▶ [WHAT NEEDS TO BE DONE]: Repeat the data precisely as given.

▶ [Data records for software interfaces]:
------------------------------------------------------------------------
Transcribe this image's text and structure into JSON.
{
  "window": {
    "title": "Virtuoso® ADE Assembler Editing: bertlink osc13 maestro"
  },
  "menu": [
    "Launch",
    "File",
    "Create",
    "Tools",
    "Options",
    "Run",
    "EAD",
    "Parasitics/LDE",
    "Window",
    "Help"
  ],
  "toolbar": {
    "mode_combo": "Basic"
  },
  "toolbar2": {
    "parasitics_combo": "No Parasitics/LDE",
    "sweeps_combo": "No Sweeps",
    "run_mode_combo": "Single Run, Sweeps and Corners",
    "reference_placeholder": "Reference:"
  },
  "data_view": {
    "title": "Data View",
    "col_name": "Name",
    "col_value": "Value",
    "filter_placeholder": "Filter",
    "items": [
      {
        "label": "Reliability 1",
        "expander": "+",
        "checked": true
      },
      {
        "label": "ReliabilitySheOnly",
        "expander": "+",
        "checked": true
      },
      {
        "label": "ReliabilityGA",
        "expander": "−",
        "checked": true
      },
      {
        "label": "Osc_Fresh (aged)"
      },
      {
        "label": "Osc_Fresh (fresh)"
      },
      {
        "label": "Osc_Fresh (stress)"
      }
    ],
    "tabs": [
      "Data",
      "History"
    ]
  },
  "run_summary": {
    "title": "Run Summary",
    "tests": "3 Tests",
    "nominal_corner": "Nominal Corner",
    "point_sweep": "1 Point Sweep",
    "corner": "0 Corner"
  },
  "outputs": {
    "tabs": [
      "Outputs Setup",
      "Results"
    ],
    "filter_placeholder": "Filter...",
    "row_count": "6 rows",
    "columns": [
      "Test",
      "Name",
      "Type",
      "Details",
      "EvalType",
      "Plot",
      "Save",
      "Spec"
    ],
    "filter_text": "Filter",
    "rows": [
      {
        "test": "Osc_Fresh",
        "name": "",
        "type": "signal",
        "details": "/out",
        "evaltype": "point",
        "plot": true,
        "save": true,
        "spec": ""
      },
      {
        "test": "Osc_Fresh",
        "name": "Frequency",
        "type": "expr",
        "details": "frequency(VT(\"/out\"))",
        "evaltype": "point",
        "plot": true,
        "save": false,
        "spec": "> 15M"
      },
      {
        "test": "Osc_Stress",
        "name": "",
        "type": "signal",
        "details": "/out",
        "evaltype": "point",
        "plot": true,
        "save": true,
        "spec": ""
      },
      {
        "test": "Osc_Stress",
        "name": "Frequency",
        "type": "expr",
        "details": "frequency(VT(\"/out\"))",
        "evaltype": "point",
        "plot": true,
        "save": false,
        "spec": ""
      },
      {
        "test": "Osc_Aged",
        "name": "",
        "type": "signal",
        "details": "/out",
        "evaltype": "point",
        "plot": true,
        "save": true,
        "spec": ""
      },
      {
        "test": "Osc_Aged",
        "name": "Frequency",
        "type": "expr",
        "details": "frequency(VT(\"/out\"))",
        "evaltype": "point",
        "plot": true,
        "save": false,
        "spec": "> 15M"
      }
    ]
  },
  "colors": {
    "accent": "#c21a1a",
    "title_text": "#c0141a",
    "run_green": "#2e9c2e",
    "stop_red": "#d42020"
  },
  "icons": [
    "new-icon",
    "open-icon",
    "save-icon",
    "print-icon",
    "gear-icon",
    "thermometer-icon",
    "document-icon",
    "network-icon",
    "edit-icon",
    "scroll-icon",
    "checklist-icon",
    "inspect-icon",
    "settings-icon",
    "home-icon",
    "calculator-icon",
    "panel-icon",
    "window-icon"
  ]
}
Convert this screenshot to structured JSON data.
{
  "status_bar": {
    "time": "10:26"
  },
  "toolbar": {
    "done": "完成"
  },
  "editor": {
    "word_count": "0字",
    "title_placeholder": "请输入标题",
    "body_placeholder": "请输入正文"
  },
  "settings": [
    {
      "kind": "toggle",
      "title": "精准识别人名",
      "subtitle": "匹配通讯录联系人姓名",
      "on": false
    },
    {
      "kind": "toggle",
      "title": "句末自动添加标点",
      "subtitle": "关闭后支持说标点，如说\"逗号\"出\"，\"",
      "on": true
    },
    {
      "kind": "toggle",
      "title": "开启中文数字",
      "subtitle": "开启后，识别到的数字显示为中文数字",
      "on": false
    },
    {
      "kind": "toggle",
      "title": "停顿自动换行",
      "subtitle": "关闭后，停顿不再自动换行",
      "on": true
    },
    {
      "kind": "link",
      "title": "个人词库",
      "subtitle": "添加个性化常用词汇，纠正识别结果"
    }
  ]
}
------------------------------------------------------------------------
▶ [RESULT OF THE TASK]:
Transcribe this image's text and structure into JSON.
{
  "window": {
    "title": "Virtuoso® ADE Assembler Editing: bertlink osc13 maestro"
  },
  "menu": [
    "Launch",
    "File",
    "Create",
    "Tools",
    "Options",
    "Run",
    "EAD",
    "Parasitics/LDE",
    "Window",
    "Help"
  ],
  "toolbar": {
    "mode_combo": "Basic"
  },
  "toolbar2": {
    "parasitics_combo": "No Parasitics/LDE",
    "sweeps_combo": "No Sweeps",
    "run_mode_combo": "Single Run, Sweeps and Corners",
    "reference_placeholder": "Reference:"
  },
  "data_view": {
    "title": "Data View",
    "col_name": "Name",
    "col_value": "Value",
    "filter_placeholder": "Filter",
    "items": [
      {
        "label": "Reliability 1",
        "expander": "+",
        "checked": true
      },
      {
        "label": "ReliabilitySheOnly",
        "expander": "+",
        "checked": true
      },
      {
        "label": "ReliabilityGA",
        "expander": "−",
        "checked": true
      },
      {
        "label": "Osc_Fresh (aged)"
      },
      {
        "label": "Osc_Fresh (fresh)"
      },
      {
        "label": "Osc_Fresh (stress)"
      }
    ],
    "tabs": [
      "Data",
      "History"
    ]
  },
  "run_summary": {
    "title": "Run Summary",
    "tests": "3 Tests",
    "nominal_corner": "Nominal Corner",
    "point_sweep": "1 Point Sweep",
    "corner": "0 Corner"
  },
  "outputs": {
    "tabs": [
      "Outputs Setup",
      "Results"
    ],
    "filter_placeholder": "Filter...",
    "row_count": "6 rows",
    "columns": [
      "Test",
      "Name",
      "Type",
      "Details",
      "EvalType",
      "Plot",
      "Save",
      "Spec"
    ],
    "filter_text": "Filter",
    "rows": [
      {
        "test": "Osc_Fresh",
        "name": "",
        "type": "signal",
        "details": "/out",
        "evaltype": "point",
        "plot": true,
        "save": true,
        "spec": ""
      },
      {
        "test": "Osc_Fresh",
        "name": "Frequency",
        "type": "expr",
        "details": "frequency(VT(\"/out\"))",
        "evaltype": "point",
        "plot": true,
        "save": false,
        "spec": "> 15M"
      },
      {
        "test": "Osc_Stress",
        "name": "",
        "type": "signal",
        "details": "/out",
        "evaltype": "point",
        "plot": true,
        "save": true,
        "spec": ""
      },
      {
        "test": "Osc_Stress",
        "name": "Frequency",
        "type": "expr",
        "details": "frequency(VT(\"/out\"))",
        "evaltype": "point",
        "plot": true,
        "save": false,
        "spec": ""
      },
      {
        "test": "Osc_Aged",
        "name": "",
        "type": "signal",
        "details": "/out",
        "evaltype": "point",
        "plot": true,
        "save": true,
        "spec": ""
      },
      {
        "test": "Osc_Aged",
        "name": "Frequency",
        "type": "expr",
        "details": "frequency(VT(\"/out\"))",
        "evaltype": "point",
        "plot": true,
        "save": false,
        "spec": "> 15M"
      }
    ]
  },
  "colors": {
    "accent": "#c21a1a",
    "title_text": "#c0141a",
    "run_green": "#2e9c2e",
    "stop_red": "#d42020"
  },
  "icons": [
    "new-icon",
    "open-icon",
    "save-icon",
    "print-icon",
    "gear-icon",
    "thermometer-icon",
    "document-icon",
    "network-icon",
    "edit-icon",
    "scroll-icon",
    "checklist-icon",
    "inspect-icon",
    "settings-icon",
    "home-icon",
    "calculator-icon",
    "panel-icon",
    "window-icon"
  ]
}
Convert this screenshot to structured JSON data.
{
  "status_bar": {
    "time": "10:26"
  },
  "toolbar": {
    "done": "完成"
  },
  "editor": {
    "word_count": "0字",
    "title_placeholder": "请输入标题",
    "body_placeholder": "请输入正文"
  },
  "settings": [
    {
      "kind": "toggle",
      "title": "精准识别人名",
      "subtitle": "匹配通讯录联系人姓名",
      "on": false
    },
    {
      "kind": "toggle",
      "title": "句末自动添加标点",
      "subtitle": "关闭后支持说标点，如说\"逗号\"出\"，\"",
      "on": true
    },
    {
      "kind": "toggle",
      "title": "开启中文数字",
      "subtitle": "开启后，识别到的数字显示为中文数字",
      "on": false
    },
    {
      "kind": "toggle",
      "title": "停顿自动换行",
      "subtitle": "关闭后，停顿不再自动换行",
      "on": true
    },
    {
      "kind": "link",
      "title": "个人词库",
      "subtitle": "添加个性化常用词汇，纠正识别结果"
    }
  ]
}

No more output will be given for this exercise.